Kentish Strawberries With Elderflower And White Chocolate Creameaux & Strawberry Sorbet

 San Silvestro, Moscato d’Asti DOCG NV 

‘Made from the Moscato grape, this sparkling wine is fresh, fragrant and delicately sweet with a fine mousse.’


Customer’s verdict: “Very impressive and surprised by just how well this finished the evening!

What to serve with your strawberries at Wimbledon

The quintessential pairing of strawberries and cream is traditionally served alongside Champagne, but what are the alternatives? Here we look at the other strawberry based dishes that could be served up over Wimbledon and what is best to serve with them.


Strawberries and cream

Although it is traditional to serve Champagne on Murray Mound or Henman Hill with strawberries, a sparkling wine with a bit of residual sugar will be equally delicious, such as the San Silvestro, Moscato d’Asti DOCG NV which has 88g residual sugar. This sparkling wine is fresh, fragrant and delicately sweet with a fine mousse.


Unsweetened strawberries or served plain with a little sugar

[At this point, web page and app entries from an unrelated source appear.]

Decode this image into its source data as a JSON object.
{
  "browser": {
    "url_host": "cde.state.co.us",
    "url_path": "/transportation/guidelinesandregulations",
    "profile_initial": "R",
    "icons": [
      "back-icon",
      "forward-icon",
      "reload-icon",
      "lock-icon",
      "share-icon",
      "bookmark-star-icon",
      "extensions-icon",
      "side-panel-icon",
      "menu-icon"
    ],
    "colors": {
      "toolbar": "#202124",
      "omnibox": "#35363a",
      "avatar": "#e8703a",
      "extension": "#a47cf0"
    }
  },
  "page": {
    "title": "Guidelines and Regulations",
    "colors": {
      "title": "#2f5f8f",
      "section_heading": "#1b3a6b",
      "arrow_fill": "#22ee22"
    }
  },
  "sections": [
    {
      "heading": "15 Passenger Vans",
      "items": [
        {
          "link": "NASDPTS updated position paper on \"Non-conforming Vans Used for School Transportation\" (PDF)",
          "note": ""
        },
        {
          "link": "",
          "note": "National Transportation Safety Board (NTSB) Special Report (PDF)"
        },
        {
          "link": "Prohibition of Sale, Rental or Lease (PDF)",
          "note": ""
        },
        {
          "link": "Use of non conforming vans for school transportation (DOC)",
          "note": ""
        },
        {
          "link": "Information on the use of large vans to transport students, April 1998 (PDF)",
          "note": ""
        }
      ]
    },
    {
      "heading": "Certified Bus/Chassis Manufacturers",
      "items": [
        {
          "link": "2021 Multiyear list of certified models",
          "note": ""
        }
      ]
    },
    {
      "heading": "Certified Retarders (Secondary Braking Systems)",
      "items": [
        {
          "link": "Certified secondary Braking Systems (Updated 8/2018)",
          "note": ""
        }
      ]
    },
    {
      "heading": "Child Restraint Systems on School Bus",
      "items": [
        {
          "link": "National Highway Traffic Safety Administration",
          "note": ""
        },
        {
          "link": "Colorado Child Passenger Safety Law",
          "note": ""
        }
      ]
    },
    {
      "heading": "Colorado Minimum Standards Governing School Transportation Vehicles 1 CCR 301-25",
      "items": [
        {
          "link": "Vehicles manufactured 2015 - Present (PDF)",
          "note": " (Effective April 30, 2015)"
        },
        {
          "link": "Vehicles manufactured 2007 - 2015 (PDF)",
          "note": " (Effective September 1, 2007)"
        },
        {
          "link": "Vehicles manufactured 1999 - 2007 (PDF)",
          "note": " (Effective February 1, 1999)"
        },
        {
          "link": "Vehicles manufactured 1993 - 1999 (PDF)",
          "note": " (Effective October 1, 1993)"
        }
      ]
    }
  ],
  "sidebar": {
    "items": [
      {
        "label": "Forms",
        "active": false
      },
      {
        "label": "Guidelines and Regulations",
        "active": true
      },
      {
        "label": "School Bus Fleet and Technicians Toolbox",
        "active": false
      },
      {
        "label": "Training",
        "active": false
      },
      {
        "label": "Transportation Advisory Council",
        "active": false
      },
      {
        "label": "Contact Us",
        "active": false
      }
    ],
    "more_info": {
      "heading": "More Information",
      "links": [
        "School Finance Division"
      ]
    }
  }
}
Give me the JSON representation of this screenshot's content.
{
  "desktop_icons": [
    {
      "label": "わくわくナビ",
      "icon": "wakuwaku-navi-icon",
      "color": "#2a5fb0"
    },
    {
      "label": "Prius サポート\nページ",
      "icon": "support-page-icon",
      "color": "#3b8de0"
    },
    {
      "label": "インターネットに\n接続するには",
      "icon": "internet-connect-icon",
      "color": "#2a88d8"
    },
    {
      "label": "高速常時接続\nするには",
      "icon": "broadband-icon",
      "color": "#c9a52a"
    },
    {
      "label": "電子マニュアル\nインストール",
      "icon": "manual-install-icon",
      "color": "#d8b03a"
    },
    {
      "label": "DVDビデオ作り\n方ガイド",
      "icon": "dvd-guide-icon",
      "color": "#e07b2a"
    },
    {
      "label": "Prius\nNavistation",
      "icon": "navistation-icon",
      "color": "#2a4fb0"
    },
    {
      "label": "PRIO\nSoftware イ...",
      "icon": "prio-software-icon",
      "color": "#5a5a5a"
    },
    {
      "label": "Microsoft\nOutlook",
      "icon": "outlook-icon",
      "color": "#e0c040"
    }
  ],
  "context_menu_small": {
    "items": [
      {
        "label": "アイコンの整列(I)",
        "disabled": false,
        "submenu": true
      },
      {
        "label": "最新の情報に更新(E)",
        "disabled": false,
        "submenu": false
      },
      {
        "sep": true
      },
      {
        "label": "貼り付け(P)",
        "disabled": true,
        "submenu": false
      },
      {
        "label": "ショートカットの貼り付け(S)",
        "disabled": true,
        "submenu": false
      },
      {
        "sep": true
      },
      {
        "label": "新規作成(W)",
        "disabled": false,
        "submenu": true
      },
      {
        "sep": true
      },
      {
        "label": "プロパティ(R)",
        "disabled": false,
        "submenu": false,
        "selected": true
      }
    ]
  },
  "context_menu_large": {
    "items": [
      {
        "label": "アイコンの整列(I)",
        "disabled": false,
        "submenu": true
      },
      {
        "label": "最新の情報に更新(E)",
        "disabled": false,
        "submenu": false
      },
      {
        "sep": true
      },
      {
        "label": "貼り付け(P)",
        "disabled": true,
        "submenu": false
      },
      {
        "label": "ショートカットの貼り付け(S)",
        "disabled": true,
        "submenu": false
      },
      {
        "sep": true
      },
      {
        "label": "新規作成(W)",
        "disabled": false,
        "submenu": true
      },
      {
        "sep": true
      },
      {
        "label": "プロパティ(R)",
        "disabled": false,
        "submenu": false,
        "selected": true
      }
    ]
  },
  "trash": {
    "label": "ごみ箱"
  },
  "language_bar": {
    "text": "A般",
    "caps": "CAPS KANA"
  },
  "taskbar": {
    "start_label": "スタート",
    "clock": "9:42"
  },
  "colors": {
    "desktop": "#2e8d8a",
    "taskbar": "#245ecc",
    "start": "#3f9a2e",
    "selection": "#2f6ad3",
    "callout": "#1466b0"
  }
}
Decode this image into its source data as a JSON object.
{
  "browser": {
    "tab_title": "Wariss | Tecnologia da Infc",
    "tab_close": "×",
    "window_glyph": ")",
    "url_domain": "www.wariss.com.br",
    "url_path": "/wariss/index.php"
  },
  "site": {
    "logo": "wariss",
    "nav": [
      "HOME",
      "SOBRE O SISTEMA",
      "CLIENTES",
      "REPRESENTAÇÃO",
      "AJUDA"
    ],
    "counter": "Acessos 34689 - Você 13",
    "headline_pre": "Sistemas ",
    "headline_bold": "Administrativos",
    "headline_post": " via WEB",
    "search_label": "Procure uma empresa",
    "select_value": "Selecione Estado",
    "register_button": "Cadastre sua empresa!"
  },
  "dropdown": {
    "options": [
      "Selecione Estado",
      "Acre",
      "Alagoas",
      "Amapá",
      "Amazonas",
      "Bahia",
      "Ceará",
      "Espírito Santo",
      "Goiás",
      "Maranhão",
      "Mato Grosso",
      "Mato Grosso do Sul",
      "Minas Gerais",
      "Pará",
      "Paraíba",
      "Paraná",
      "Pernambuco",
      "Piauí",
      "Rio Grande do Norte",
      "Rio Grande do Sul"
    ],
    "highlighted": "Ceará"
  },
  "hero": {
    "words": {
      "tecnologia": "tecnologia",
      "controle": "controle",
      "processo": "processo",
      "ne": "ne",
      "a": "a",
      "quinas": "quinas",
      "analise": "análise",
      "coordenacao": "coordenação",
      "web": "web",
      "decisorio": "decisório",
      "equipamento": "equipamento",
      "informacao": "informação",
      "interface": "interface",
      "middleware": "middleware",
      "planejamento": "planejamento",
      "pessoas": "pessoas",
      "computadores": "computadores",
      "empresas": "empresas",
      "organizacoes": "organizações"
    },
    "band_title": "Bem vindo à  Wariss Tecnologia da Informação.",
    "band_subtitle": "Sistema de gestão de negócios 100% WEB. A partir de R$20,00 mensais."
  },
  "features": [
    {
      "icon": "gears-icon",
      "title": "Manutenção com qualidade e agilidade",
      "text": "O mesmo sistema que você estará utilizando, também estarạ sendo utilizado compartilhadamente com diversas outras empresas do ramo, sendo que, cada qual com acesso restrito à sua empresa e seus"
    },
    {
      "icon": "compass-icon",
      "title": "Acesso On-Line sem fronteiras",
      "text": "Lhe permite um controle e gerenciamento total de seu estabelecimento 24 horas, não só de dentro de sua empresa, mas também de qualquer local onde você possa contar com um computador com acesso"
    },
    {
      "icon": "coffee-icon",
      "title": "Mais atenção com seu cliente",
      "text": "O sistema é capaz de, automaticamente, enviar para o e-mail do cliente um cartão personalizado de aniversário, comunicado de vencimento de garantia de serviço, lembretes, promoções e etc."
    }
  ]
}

Perfectly ripe berries, especially wild strawberries can be delicious with an off-dry sparkling wine such as Carpene Malvolti, 1868 Extra Dry Prosecco Superiore DOCG Conegliano Valdobbiadene NV which is lively, with a crisp acidity and 16g residual sugar.


Strawberry tarts or shortcakes

The additional sweetness you get from the pastry or shortbread means your wine needs to be that bit sweeter. We’d pair either of these desserts with Berton Vineyard, Botrytis Semillon 2015 with its luscious, honeyed flavours of peach and apricot.


If you’re not a fan of strawberries, you can still embrace Wimbledon’s Britishness with Bacchus and serve a glass of New Hall, Bacchus Reserve 2016, from Purleigh in Essex. New Hall’s vineyards benefit from a very special microclimate and Purleigh is one of the warmest and sunniest spots in the country (unlike centre court).


WOTM: Weingut Johann Donabaum, Johann Grüner Veltliner Federspiel, Wachau 2015

In a nutshell:

A fabulous, restrained wine with apple and lime characters combined with white pepper and spicy minerality.

The Producer:

After only a few years, Johann is carving out a formidable reputation for concentrated, mineral laden white wines. His wines are always in high demand. The production from his five hectares of hillside vineyard in the Spitzer Valley is miniscule, but despite this his prices remain really competitive.

The Wine:

100% of the fermentation took place in temperature controlled stainless steel tanks, with a minimal use of sulphur, in order to create a wine which ultimately expresses the terroir. A natural slight CO2 remained in the wine to lift and freshen the palate. ‘Federspiel’ denotes that the wine has been made in the classic style, fresh and mineral, with a maximum of four grams of residual sugar.

The Tasting Note:

A fabulous, restrained wine with apple and lime characters combined with white pepper, cardamom and spicy minerality. Balanced and refreshing.